The Business of Personal Data Brokers and Online Privacy

by August 2, 2018

ProPublica recently published a story on how health insurance companies are buying up people’s personal information to set costs.(Photo courtesy of DARPA/Wikimedia Commons)

The clash between privacy and the internet has surged in the past year with Facebook’s misinformation debacle, the European Union’s proposed privacy laws and countless stories of companies targeting consumers in the most unconventional ways.

Advertisement has had a seismic shift as companies found a nuance on how to deliver their products to consumers more effectively. That strategy — collecting personal data information — has had a lasting impression on various organizations.

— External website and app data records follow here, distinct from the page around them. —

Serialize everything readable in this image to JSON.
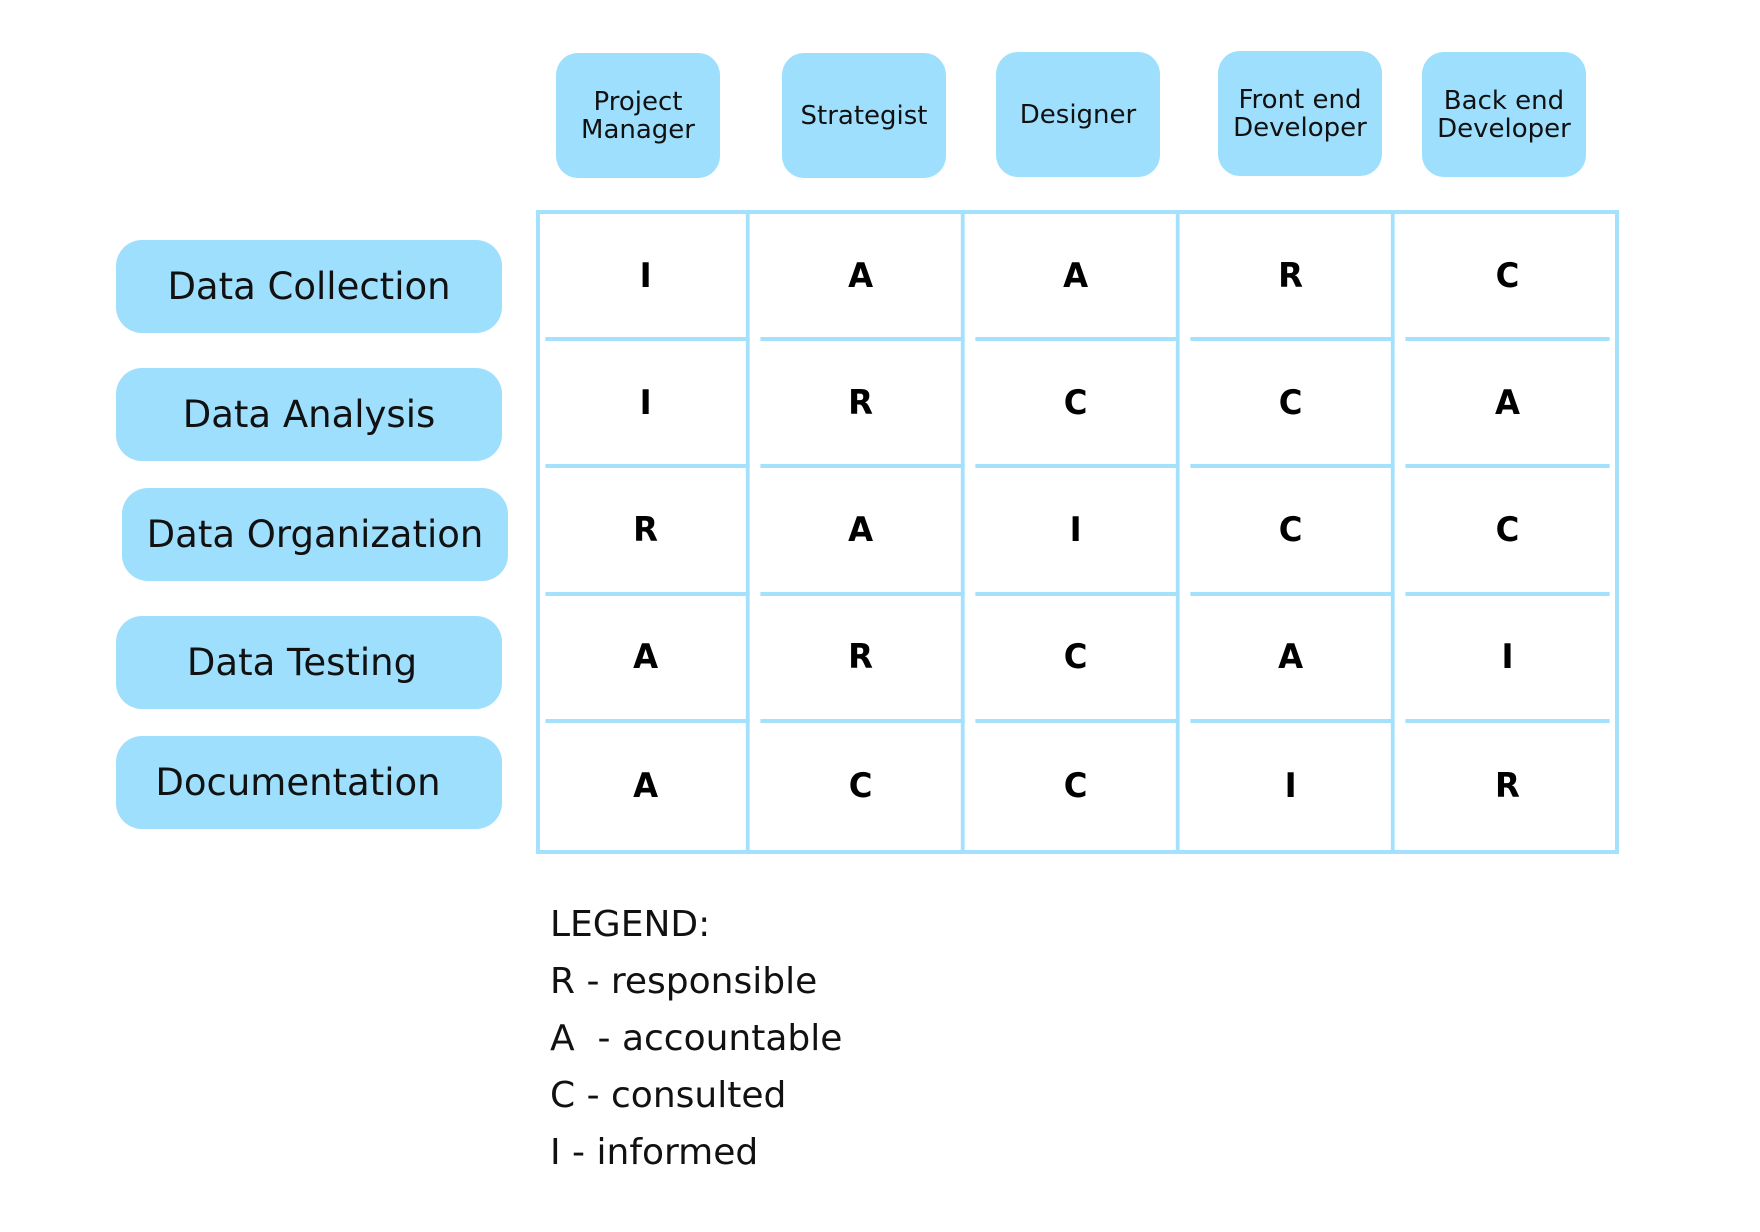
{
  "roles": [
    {
      "label_line1": "Project",
      "label_line2": "Manager"
    },
    {
      "label_line1": "Strategist",
      "label_line2": ""
    },
    {
      "label_line1": "Designer",
      "label_line2": ""
    },
    {
      "label_line1": "Front end",
      "label_line2": "Developer"
    },
    {
      "label_line1": "Back end",
      "label_line2": "Developer"
    }
  ],
  "tasks": [
    {
      "label": "Data Collection",
      "assignments": [
        "I",
        "A",
        "A",
        "R",
        "C"
      ]
    },
    {
      "label": "Data Analysis",
      "assignments": [
        "I",
        "R",
        "C",
        "C",
        "A"
      ]
    },
    {
      "label": "Data Organization",
      "assignments": [
        "R",
        "A",
        "I",
        "C",
        "C"
      ]
    },
    {
      "label": "Data Testing",
      "assignments": [
        "A",
        "R",
        "C",
        "A",
        "I"
      ]
    },
    {
      "label": "Documentation",
      "assignments": [
        "A",
        "C",
        "C",
        "I",
        "R"
      ]
    }
  ],
  "legend": {
    "title": "LEGEND:",
    "items": [
      "R - responsible",
      "A  - accountable",
      "C - consulted",
      "I - informed"
    ]
  },
  "colors": {
    "box_fill": "#9ddffd",
    "grid_line": "#a4e1fd",
    "text": "#111111"
  }
}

The latest entities tapping into the public’s personal data are health insurers. It seems like every other week a new industry is falling fond of this method to connect with consumers online, and the dangers of this strategy rely around the questions that can’t be answered straightforward from those companies that collect personal data.

ProPublica recently published a story on how health insurance companies are buying up people’s personal information and using machine learning algorithms to predict how much your health care costs based on several pieces of information such as race, income and personal habits.

The stories reporter can generate by looking at different companies across several industries exploring personal data mining can be profound because it can help the public better understand how far companies will go to know about their consumers — and to keep companies accountable that gather personal information from American citizens.

State Laws

California is among the leader for pushing a new piece of legislation titled the California Consumer Privacy Act. The new law hopes to shine light at how companies compile the various personal information from California residents.

Among the provisions in the new law are options for California residents to opt out from having their data sold by companies, the right to request deleting personal information and having companies compile Californians’ data in an easy format. Data brokers who make their profits from collecting people’s data are among the biggest losers.

Some other state like Illinois have less stringent laws that gives consumers the right to know what companies do with their information and what other business they share it with. Illinois’s “right to know” bill came at the heels from federal government’s rollback on regulations limiting access to consumer protections.

States now have been on the move to step up and protect their citizens. Are there any proposed measures similar to ones in California or Illinois? Contact your local consumer protection advocates. Or if you want to take your story to a fresh new angle, research law firms that are backlogged with consumer protection cases or ones defending tech companies.

Unregulated industry

While there are plenty of companies that buy personal information to market their product of service, the act itself is left by lawmakers who have a challenging time adapting to the digital age. For example, Quartz finds that you (if you’re a Facebook user) end up making $12 in revenue for Facebook, according to an analysis from the news outlet in 2016.

Law firms in Pennsylvania, Tennessee and California are testing with the idea of using geofencing — a smartphone’s ability to locate your parameters — to pop up ads for personal injury lawyers in patient’s phones whenever they are in emergency rooms. The practice is uncontested with federal laws only protecting America’s medical information such as the Health Insurance Portability and Accountability Ac, or HIPAA.

Look into your local tech companies that are teaming up with service industries trying to target consumers more efficiently with geofencing or by collecting their personal data.